Smell of Skunk on Michigan Kindergartner Leads Cops to Daddy’s Grow



A Michigan medical marijuana patient says that cops had no right to search his home and discover his alleged 200-plant grow after his 6-year-old kindergartner showed up at school in January with a skunky smell on their clothes.

To be real: kids often smell funny. But the smell was strong enough and distinct enough that it led Woodland Elementary School Principal Darren Petschar to call the cops and report the girl and her family to local police. Cops say the girl told a teacher that her dad was “growing marijuana in the basement of their residence and that she was not supposed to tell anyone.”
Five days later, cops showed up at the Fleck residence and found 200 plants, though his attorney says the search was completely unconstitutional.
Fleck is a registered medical marijuana patient in Michigan, though the law only allows up to 12 plants to be grown at a time by individuals. But Fleck’s attorney argues that his marijuana card alone means that cops had no probable cause to believe anything was wrong. And courts have ruled that the smell of raw marijuana alone is not enough to search someone’s home.

“The mere allegations that the kindergarten-age child smelled like marijuana and that Mr. Fieck’s home smelled like marijuana is insufficient for the magistrate to issue the search warrant,” Fleck’s attorney, Karl P.Numinen, wrote a May brief, according to the Detroit Free Press. “The officers had no reason to suspect that the quantity of marijuana was more than allowed”.
But the judge in the case says differently. He says Fleck refused to allow cops in to see his grow or to even tell them how many plants he was growing. He ways that a prior Michigan Court of Appeals case decision meant medical marijuana cards don’t preempt otherwise legal search warrants from being served.
The case is now moving to U.S. District court in Marquette, Michigan.

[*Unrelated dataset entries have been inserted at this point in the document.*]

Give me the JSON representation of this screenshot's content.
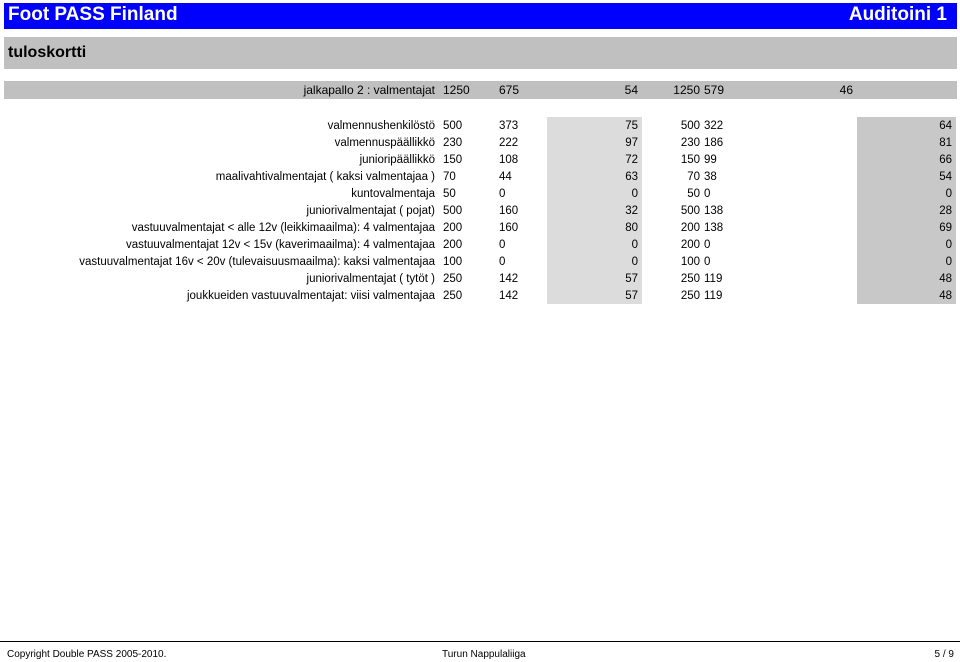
{
  "header": {
    "left": "Foot PASS Finland",
    "right": "Auditoini 1"
  },
  "subhead": {
    "title": "tuloskortti"
  },
  "summary": {
    "label": "jalkapallo 2 : valmentajat",
    "v1": "1250",
    "v2": "675",
    "v3": "54",
    "v4": "1250",
    "v5": "579",
    "v6": "46"
  },
  "rows": [
    {
      "label": "valmennushenkilöstö",
      "v1": "500",
      "v2": "373",
      "v3": "75",
      "v4": "500",
      "v5": "322",
      "v6": "64",
      "type": "section"
    },
    {
      "label": "valmennuspäällikkö",
      "v1": "230",
      "v2": "222",
      "v3": "97",
      "v4": "230",
      "v5": "186",
      "v6": "81",
      "type": "item"
    },
    {
      "label": "junioripäällikkö",
      "v1": "150",
      "v2": "108",
      "v3": "72",
      "v4": "150",
      "v5": "99",
      "v6": "66",
      "type": "item"
    },
    {
      "label": "maalivahtivalmentajat ( kaksi valmentajaa )",
      "v1": "70",
      "v2": "44",
      "v3": "63",
      "v4": "70",
      "v5": "38",
      "v6": "54",
      "type": "item"
    },
    {
      "label": "kuntovalmentaja",
      "v1": "50",
      "v2": "0",
      "v3": "0",
      "v4": "50",
      "v5": "0",
      "v6": "0",
      "type": "item"
    },
    {
      "label": "juniorivalmentajat ( pojat)",
      "v1": "500",
      "v2": "160",
      "v3": "32",
      "v4": "500",
      "v5": "138",
      "v6": "28",
      "type": "section"
    },
    {
      "label": "vastuuvalmentajat < alle 12v (leikkimaailma): 4 valmentajaa",
      "v1": "200",
      "v2": "160",
      "v3": "80",
      "v4": "200",
      "v5": "138",
      "v6": "69",
      "type": "item"
    },
    {
      "label": "vastuuvalmentajat  12v < 15v (kaverimaailma): 4 valmentajaa",
      "v1": "200",
      "v2": "0",
      "v3": "0",
      "v4": "200",
      "v5": "0",
      "v6": "0",
      "type": "item"
    },
    {
      "label": "vastuuvalmentajat 16v < 20v (tulevaisuusmaailma): kaksi valmentajaa",
      "v1": "100",
      "v2": "0",
      "v3": "0",
      "v4": "100",
      "v5": "0",
      "v6": "0",
      "type": "item"
    },
    {
      "label": "juniorivalmentajat ( tytöt )",
      "v1": "250",
      "v2": "142",
      "v3": "57",
      "v4": "250",
      "v5": "119",
      "v6": "48",
      "type": "section"
    },
    {
      "label": "joukkueiden vastuuvalmentajat: viisi valmentajaa",
      "v1": "250",
      "v2": "142",
      "v3": "57",
      "v4": "250",
      "v5": "119",
      "v6": "48",
      "type": "item"
    }
  ],
  "footer": {
    "copyright": "Copyright Double PASS 2005-2010.",
    "org": "Turun Nappulaliiga",
    "page": "5 / 9"
  }
}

The first pretrial hearing is scheduled for the first week of October.
Being a parent and a marijuana grower is tough, even in states where it is legal. Parents can still lose their children in most states for simply cultivating pot, even if it is within state medical (or in the case of Colorado, recreational) laws. Explaining to a preschooler that the plants in the basement are all okay, but that they are secrets and shouldn’t be talked about with anyone can put children in an awful situation. In Colorado, a group of activists have been working to make marijuana use (including legal cultivation) a right.